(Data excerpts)
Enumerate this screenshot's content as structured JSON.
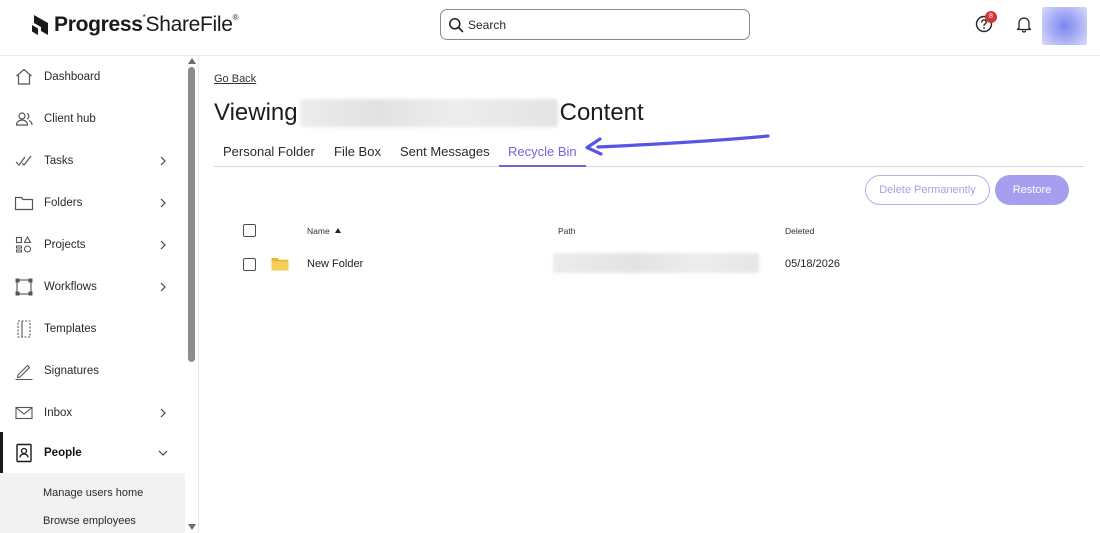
{
  "header": {
    "logo": {
      "brand_bold": "Progress",
      "brand_product": "ShareFile"
    },
    "search": {
      "placeholder": "Search"
    },
    "help": {
      "icon": "help-icon",
      "badge_count": "8",
      "badge_color": "#d43636"
    },
    "notifications": {
      "icon": "bell-icon"
    },
    "avatar": {
      "icon": "user-avatar"
    }
  },
  "sidebar": {
    "items": [
      {
        "label": "Dashboard",
        "icon": "home-icon",
        "chevron": false
      },
      {
        "label": "Client hub",
        "icon": "users-icon",
        "chevron": false
      },
      {
        "label": "Tasks",
        "icon": "tasks-check-icon",
        "chevron": true
      },
      {
        "label": "Folders",
        "icon": "folder-outline-icon",
        "chevron": true
      },
      {
        "label": "Projects",
        "icon": "projects-icon",
        "chevron": true
      },
      {
        "label": "Workflows",
        "icon": "workflow-icon",
        "chevron": true
      },
      {
        "label": "Templates",
        "icon": "template-icon",
        "chevron": false
      },
      {
        "label": "Signatures",
        "icon": "pen-icon",
        "chevron": false
      },
      {
        "label": "Inbox",
        "icon": "mail-icon",
        "chevron": true
      },
      {
        "label": "People",
        "icon": "contact-card-icon",
        "chevron": "down",
        "active": true
      }
    ],
    "subitems": [
      {
        "label": "Manage users home"
      },
      {
        "label": "Browse employees"
      }
    ]
  },
  "main": {
    "go_back": "Go Back",
    "title_prefix": "Viewing",
    "title_suffix": "Content",
    "tabs": [
      {
        "label": "Personal Folder",
        "active": false
      },
      {
        "label": "File Box",
        "active": false
      },
      {
        "label": "Sent Messages",
        "active": false
      },
      {
        "label": "Recycle Bin",
        "active": true
      }
    ],
    "accent_color": "#6f64e0",
    "buttons": {
      "delete_permanently": "Delete Permanently",
      "restore": "Restore"
    },
    "table": {
      "columns": [
        "Name",
        "Path",
        "Deleted"
      ],
      "sort_column": "Name",
      "sort_direction": "ascending",
      "rows": [
        {
          "name": "New Folder",
          "type_icon": "folder-icon",
          "deleted": "05/18/2026"
        }
      ]
    }
  }
}
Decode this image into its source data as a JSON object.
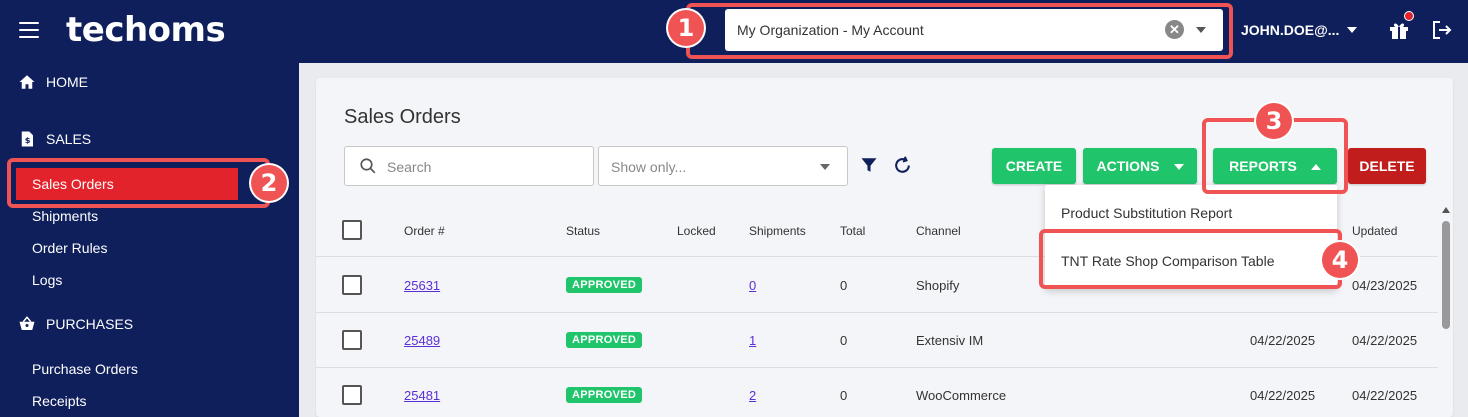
{
  "header": {
    "logo": "techoms",
    "org_select_value": "My Organization - My Account",
    "clear_symbol": "✕",
    "user": "JOHN.DOE@..."
  },
  "sidebar": {
    "home": "HOME",
    "sales": "SALES",
    "sales_items": [
      "Sales Orders",
      "Shipments",
      "Order Rules",
      "Logs"
    ],
    "purchases": "PURCHASES",
    "purchase_items": [
      "Purchase Orders",
      "Receipts"
    ]
  },
  "main": {
    "title": "Sales Orders",
    "search_placeholder": "Search",
    "show_only_placeholder": "Show only...",
    "buttons": {
      "create": "CREATE",
      "actions": "ACTIONS",
      "reports": "REPORTS",
      "delete": "DELETE"
    },
    "reports_menu": [
      "Product Substitution Report",
      "TNT Rate Shop Comparison Table"
    ],
    "columns": [
      "Order #",
      "Status",
      "Locked",
      "Shipments",
      "Total",
      "Channel",
      "Updated"
    ],
    "rows": [
      {
        "order": "25631",
        "status": "APPROVED",
        "shipments": "0",
        "total": "0",
        "channel": "Shopify",
        "date1": "",
        "updated": "04/23/2025"
      },
      {
        "order": "25489",
        "status": "APPROVED",
        "shipments": "1",
        "total": "0",
        "channel": "Extensiv IM",
        "date1": "04/22/2025",
        "updated": "04/22/2025"
      },
      {
        "order": "25481",
        "status": "APPROVED",
        "shipments": "2",
        "total": "0",
        "channel": "WooCommerce",
        "date1": "04/22/2025",
        "updated": "04/22/2025"
      }
    ]
  },
  "annotations": [
    "1",
    "2",
    "3",
    "4"
  ],
  "colors": {
    "navy": "#0e1f5b",
    "green": "#20c46b",
    "red": "#c11d1d",
    "annotation": "#f05353",
    "active_item": "#e3232b"
  }
}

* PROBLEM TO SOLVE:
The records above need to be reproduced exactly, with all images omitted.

* SOLUTION:
Enumerate this screenshot's content as structured JSON.
{
  "header": {
    "logo": {
      "brand_bold": "Progress",
      "brand_product": "ShareFile"
    },
    "search": {
      "placeholder": "Search"
    },
    "help": {
      "icon": "help-icon",
      "badge_count": "8",
      "badge_color": "#d43636"
    },
    "notifications": {
      "icon": "bell-icon"
    },
    "avatar": {
      "icon": "user-avatar"
    }
  },
  "sidebar": {
    "items": [
      {
        "label": "Dashboard",
        "icon": "home-icon",
        "chevron": false
      },
      {
        "label": "Client hub",
        "icon": "users-icon",
        "chevron": false
      },
      {
        "label": "Tasks",
        "icon": "tasks-check-icon",
        "chevron": true
      },
      {
        "label": "Folders",
        "icon": "folder-outline-icon",
        "chevron": true
      },
      {
        "label": "Projects",
        "icon": "projects-icon",
        "chevron": true
      },
      {
        "label": "Workflows",
        "icon": "workflow-icon",
        "chevron": true
      },
      {
        "label": "Templates",
        "icon": "template-icon",
        "chevron": false
      },
      {
        "label": "Signatures",
        "icon": "pen-icon",
        "chevron": false
      },
      {
        "label": "Inbox",
        "icon": "mail-icon",
        "chevron": true
      },
      {
        "label": "People",
        "icon": "contact-card-icon",
        "chevron": "down",
        "active": true
      }
    ],
    "subitems": [
      {
        "label": "Manage users home"
      },
      {
        "label": "Browse employees"
      }
    ]
  },
  "main": {
    "go_back": "Go Back",
    "title_prefix": "Viewing",
    "title_suffix": "Content",
    "tabs": [
      {
        "label": "Personal Folder",
        "active": false
      },
      {
        "label": "File Box",
        "active": false
      },
      {
        "label": "Sent Messages",
        "active": false
      },
      {
        "label": "Recycle Bin",
        "active": true
      }
    ],
    "accent_color": "#6f64e0",
    "buttons": {
      "delete_permanently": "Delete Permanently",
      "restore": "Restore"
    },
    "table": {
      "columns": [
        "Name",
        "Path",
        "Deleted"
      ],
      "sort_column": "Name",
      "sort_direction": "ascending",
      "rows": [
        {
          "name": "New Folder",
          "type_icon": "folder-icon",
          "deleted": "05/18/2026"
        }
      ]
    }
  }
}
Decode this image into its source data as a JSON object.
{
  "header": {
    "logo": "techoms",
    "org_select_value": "My Organization - My Account",
    "clear_symbol": "✕",
    "user": "JOHN.DOE@..."
  },
  "sidebar": {
    "home": "HOME",
    "sales": "SALES",
    "sales_items": [
      "Sales Orders",
      "Shipments",
      "Order Rules",
      "Logs"
    ],
    "purchases": "PURCHASES",
    "purchase_items": [
      "Purchase Orders",
      "Receipts"
    ]
  },
  "main": {
    "title": "Sales Orders",
    "search_placeholder": "Search",
    "show_only_placeholder": "Show only...",
    "buttons": {
      "create": "CREATE",
      "actions": "ACTIONS",
      "reports": "REPORTS",
      "delete": "DELETE"
    },
    "reports_menu": [
      "Product Substitution Report",
      "TNT Rate Shop Comparison Table"
    ],
    "columns": [
      "Order #",
      "Status",
      "Locked",
      "Shipments",
      "Total",
      "Channel",
      "Updated"
    ],
    "rows": [
      {
        "order": "25631",
        "status": "APPROVED",
        "shipments": "0",
        "total": "0",
        "channel": "Shopify",
        "date1": "",
        "updated": "04/23/2025"
      },
      {
        "order": "25489",
        "status": "APPROVED",
        "shipments": "1",
        "total": "0",
        "channel": "Extensiv IM",
        "date1": "04/22/2025",
        "updated": "04/22/2025"
      },
      {
        "order": "25481",
        "status": "APPROVED",
        "shipments": "2",
        "total": "0",
        "channel": "WooCommerce",
        "date1": "04/22/2025",
        "updated": "04/22/2025"
      }
    ]
  },
  "annotations": [
    "1",
    "2",
    "3",
    "4"
  ],
  "colors": {
    "navy": "#0e1f5b",
    "green": "#20c46b",
    "red": "#c11d1d",
    "annotation": "#f05353",
    "active_item": "#e3232b"
  }
}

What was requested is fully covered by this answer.